3. To others the cross is God’s power to save. Whereas the message of the cross is folly to those who are perishing, “unto us who are saved it is the power of God.” This is the most wonderful truth. In the cross of Christ there is salvation. It is because of His death and resurrection that the believer in Him is born anew through the agency of the Holy Spirit. Because Christ died and rose again His redeemed people become new creations and heirs of God. The only way to these blessings is the way of Calvary.
The cross of Christ is God’s power for believers in another respect also. For not only do we need deliverance from sin’s penalty but we need liberation from sin’s power as well. Through the cross, as Romans 6 reveals, our old man — all that we are apart from Christ — has been put to death. Consequently we need not serve sin but reckon ourselves to be dead to sin, which no longer has dominion over us, and live unto God (vv. 6, 11, 14). With Paul we can say, “I have been crucified with Christ. Nevertheless I live; yet not I, but Christ liveth in me, and the life which I now live in the flesh I live by the faith of the Son of God, who loved me and gave Himself for me” (Gal. 2:20).

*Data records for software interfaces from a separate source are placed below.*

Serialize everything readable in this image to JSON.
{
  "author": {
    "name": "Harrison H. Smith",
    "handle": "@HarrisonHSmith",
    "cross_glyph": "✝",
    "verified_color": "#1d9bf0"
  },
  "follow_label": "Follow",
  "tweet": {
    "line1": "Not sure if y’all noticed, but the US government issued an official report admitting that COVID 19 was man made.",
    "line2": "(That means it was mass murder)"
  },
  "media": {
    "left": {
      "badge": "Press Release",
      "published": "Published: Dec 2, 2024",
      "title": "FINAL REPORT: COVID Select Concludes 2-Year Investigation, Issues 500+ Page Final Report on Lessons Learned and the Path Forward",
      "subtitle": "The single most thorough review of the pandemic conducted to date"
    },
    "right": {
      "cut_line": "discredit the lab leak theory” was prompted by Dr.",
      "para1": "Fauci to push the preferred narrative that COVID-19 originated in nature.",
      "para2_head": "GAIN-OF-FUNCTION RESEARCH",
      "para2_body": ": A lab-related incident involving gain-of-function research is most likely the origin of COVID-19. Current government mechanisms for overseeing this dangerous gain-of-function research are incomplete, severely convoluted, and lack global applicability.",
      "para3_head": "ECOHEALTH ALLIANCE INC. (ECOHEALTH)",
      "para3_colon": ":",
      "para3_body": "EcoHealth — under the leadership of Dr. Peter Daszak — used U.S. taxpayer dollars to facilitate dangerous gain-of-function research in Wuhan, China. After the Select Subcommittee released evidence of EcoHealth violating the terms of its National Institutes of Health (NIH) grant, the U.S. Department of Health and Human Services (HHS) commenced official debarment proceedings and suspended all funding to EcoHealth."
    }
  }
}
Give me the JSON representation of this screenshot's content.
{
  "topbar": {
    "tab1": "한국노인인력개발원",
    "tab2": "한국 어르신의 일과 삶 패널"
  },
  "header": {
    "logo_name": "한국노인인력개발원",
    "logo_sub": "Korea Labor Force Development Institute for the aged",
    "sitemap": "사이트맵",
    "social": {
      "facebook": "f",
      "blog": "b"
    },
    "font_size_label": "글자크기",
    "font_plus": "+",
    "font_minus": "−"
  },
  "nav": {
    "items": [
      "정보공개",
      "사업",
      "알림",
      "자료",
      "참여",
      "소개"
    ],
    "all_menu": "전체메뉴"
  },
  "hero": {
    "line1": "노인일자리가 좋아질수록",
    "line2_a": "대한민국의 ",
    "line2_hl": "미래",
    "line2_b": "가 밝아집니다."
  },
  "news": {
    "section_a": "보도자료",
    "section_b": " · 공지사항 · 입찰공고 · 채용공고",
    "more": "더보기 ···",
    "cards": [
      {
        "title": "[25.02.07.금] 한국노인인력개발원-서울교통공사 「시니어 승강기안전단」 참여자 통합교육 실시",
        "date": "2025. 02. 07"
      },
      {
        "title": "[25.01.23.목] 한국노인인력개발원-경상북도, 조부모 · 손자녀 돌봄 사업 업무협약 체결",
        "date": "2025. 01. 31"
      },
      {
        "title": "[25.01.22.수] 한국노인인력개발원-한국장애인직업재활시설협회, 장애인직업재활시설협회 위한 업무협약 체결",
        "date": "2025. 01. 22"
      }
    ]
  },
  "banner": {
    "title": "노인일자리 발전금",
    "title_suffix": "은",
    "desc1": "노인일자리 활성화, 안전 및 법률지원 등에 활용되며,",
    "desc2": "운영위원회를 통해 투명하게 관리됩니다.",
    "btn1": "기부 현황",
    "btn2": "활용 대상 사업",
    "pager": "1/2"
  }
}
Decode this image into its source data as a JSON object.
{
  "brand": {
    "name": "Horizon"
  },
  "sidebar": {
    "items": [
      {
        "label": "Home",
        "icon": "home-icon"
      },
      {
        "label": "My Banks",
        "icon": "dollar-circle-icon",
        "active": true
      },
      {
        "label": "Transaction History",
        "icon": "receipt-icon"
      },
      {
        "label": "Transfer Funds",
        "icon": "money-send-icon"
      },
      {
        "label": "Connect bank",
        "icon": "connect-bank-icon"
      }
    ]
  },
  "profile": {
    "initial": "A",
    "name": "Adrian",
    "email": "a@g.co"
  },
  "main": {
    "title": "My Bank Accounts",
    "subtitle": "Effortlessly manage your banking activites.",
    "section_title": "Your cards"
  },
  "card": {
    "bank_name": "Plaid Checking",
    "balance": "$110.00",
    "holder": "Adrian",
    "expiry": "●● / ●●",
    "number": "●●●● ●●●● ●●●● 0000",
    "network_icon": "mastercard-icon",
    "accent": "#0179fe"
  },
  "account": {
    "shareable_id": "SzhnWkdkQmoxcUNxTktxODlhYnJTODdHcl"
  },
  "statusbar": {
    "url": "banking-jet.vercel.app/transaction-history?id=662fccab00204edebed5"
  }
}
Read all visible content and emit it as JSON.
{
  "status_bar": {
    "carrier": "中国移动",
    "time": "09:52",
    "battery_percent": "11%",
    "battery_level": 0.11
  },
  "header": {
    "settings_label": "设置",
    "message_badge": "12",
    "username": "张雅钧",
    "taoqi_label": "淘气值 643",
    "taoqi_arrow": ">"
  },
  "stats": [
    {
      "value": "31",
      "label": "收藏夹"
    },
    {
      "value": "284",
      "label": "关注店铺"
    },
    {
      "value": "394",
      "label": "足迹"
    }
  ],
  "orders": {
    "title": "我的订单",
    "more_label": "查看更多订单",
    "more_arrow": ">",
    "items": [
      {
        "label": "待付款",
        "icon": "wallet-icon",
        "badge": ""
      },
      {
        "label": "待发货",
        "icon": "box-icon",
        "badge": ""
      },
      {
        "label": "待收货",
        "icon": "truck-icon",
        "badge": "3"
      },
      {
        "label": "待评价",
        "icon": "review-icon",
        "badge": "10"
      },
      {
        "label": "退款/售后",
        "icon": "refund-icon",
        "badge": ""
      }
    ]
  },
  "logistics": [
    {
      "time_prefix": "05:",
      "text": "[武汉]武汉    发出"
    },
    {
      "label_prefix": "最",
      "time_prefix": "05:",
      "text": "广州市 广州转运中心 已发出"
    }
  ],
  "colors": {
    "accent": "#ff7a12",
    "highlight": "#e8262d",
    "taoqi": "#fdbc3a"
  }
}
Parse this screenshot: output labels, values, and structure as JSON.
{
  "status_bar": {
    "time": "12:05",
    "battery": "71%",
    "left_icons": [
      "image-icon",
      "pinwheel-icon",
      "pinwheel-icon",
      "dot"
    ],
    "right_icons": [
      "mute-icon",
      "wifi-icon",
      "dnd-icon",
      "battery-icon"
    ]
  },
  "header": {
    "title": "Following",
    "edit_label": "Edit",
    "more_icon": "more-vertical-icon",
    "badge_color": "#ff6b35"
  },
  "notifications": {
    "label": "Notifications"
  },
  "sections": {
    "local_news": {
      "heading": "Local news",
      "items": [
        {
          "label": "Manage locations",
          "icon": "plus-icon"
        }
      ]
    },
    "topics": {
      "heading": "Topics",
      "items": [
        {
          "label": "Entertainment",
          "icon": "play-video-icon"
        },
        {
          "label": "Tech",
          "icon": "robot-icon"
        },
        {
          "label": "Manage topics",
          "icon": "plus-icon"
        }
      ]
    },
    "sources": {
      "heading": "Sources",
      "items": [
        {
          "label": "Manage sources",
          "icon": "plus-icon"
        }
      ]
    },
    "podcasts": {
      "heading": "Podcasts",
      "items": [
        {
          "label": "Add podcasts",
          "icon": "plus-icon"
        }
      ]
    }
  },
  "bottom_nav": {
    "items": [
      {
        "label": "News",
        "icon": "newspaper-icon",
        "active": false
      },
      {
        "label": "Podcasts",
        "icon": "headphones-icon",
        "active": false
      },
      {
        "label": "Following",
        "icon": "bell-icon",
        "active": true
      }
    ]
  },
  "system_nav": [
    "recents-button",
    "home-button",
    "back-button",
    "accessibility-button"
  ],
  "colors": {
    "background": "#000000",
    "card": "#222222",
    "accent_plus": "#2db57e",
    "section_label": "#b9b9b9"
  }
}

To preach the cross of Christ is to speak of it, yes, and to sing of it too. Above all, if we would carry the message of the cross we should live it, for it is God’s power for salvation to all who believe in His Son. Only in the cross can the Christian take pride. “God forbid that I should glory, save in the cross of our Lord Jesus Christ, by whom the world is crucified unto me, and I unto the world” (Gal. 6:14).
—E. Schuyler English
in The Pilgrim